Historically every generation has a tendency to be concerned about the character and ability of those who succeed it. But in today’s algorithm driven world and instant access to everything we could ever want, should we be concerned about losing our ability to create and think in an original way?

Some years ago, I was fortunate enough to have the opportunity to produce a play in a high security men’s correctional facility in the Catskill Mountains. I had no idea what to expect that first day as I navigated the multiple metal doors that divide the men from the world outside. Resistance? Disinterest? Hostility even? What I discovered instead was a masterclass.
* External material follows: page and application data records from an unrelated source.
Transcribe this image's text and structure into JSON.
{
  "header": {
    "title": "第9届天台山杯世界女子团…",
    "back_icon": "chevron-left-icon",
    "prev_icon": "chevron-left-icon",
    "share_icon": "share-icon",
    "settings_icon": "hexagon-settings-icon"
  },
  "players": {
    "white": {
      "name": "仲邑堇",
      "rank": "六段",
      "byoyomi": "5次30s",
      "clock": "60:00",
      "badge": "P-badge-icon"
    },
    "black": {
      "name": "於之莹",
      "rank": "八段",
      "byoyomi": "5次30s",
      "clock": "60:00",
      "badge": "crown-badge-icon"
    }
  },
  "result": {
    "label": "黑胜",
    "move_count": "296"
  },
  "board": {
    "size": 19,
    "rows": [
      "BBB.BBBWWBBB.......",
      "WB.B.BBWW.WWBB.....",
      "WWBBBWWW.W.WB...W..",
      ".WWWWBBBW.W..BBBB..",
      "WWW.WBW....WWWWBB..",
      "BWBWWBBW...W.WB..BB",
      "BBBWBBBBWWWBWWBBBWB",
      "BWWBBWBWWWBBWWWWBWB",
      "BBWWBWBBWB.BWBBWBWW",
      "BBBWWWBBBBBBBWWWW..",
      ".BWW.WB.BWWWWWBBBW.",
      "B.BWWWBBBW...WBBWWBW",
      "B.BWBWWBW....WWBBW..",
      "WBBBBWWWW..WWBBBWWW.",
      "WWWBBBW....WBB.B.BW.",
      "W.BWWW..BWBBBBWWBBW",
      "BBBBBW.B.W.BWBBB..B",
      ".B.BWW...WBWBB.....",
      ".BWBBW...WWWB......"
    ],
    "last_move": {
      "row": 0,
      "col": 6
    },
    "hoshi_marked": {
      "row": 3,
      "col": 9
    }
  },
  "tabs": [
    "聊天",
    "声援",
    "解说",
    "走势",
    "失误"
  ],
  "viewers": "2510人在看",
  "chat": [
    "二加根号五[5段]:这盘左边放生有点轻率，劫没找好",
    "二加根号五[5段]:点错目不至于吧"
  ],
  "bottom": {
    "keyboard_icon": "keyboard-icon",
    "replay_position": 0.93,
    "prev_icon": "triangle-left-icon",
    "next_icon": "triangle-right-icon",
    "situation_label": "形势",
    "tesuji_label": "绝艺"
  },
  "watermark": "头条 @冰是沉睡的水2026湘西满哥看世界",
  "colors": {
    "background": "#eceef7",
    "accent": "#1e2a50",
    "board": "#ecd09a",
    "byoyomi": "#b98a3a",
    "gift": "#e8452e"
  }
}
A masterclass in collaborative creativity.

Most of the men in our theater troop had been inside for over fifteen years and were still comparatively young having been sentenced as teenagers. They had no cell phones and extremely limited computer time with no internet access. Working with them was like going back to a time without Instagram, Netflix or Spotify. With only paper and pen at their disposal, their spare time was taken up with writing letters and creating stories, novels, screenplays, poetry and drawings.

This creative foundation gave the men an imaginative approach to the play that would be hard to find on the “outside”. They created additional inventive aspects to the characters and the costumes; they worked on imaginative solutions to create props from barely anything; without material to build a set, they drew every inch with a magic marker on pages from a school exercise book and taped them together. And the biggest thing, they constantly worked out creative ways to put ego aside and support one another in a system designed to do the opposite.

My experience in the prison affirms what scientists now believe, that the dearth of creativity today stems from the fact that we are over stimulated, over scheduled and over-loaded with information and entertainment that comes at us from all directions. Boredom is thought to be one of the main catalysts of creativity and these days we don’t ever have to be bored. Growing up in a world without electronics, much of my childhood was spent roaming free and making things up as we went along. If we wanted entertainment, we had to create it.

By blocking access to our creativity with all our busyness, we don’t place a value on our unique gifts and talents. Divine inspiration cannot find a home with us,; we are reduced to being spectators and poor imitators of others. If we want to be our best selves, the good news is that we have a choice to reconnect and increase our ability to think and act creatively in every aspect of our lives including relationships, work, sports and leisure time.

And our first task on the road to greater creativity sounds outrageous today, schedule some “do nothing” time. And, even more outrageous, don’t feel guilty about it. Creative ideas need this room to develop and even more room to take root. Activities that we can do safely while our minds wander can be equally fertile like showering or folding laundry. When Steve Jobs needed to access his creativity, he famously left the office and went for a walk. And here’s the big one in today’s world, limit your vacant hours of screen time entertainment it will be well worth it.

For in the words of Albert Einstein Imagination is more important than knowledge. Knowledge is limited. Imagination encircles the world.